Your assignment: Each entry needs to be copied exactly, with nothing left out.

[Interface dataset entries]
--*--

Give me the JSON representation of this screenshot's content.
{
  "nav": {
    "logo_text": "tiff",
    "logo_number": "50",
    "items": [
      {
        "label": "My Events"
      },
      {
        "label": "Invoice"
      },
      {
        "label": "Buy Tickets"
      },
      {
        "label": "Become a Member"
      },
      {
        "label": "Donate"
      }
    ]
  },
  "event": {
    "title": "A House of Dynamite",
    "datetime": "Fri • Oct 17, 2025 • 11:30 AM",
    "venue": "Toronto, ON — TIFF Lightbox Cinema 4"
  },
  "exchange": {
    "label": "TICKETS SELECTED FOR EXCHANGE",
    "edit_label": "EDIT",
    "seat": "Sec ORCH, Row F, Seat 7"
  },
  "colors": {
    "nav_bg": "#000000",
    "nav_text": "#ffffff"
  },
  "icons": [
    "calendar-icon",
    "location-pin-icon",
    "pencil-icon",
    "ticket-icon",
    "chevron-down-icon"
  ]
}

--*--

Answer to this problem:
Give me the JSON representation of this screenshot's content.
{
  "nav": {
    "logo_text": "tiff",
    "logo_number": "50",
    "items": [
      {
        "label": "My Events"
      },
      {
        "label": "Invoice"
      },
      {
        "label": "Buy Tickets"
      },
      {
        "label": "Become a Member"
      },
      {
        "label": "Donate"
      }
    ]
  },
  "event": {
    "title": "A House of Dynamite",
    "datetime": "Fri • Oct 17, 2025 • 11:30 AM",
    "venue": "Toronto, ON — TIFF Lightbox Cinema 4"
  },
  "exchange": {
    "label": "TICKETS SELECTED FOR EXCHANGE",
    "edit_label": "EDIT",
    "seat": "Sec ORCH, Row F, Seat 7"
  },
  "colors": {
    "nav_bg": "#000000",
    "nav_text": "#ffffff"
  },
  "icons": [
    "calendar-icon",
    "location-pin-icon",
    "pencil-icon",
    "ticket-icon",
    "chevron-down-icon"
  ]
}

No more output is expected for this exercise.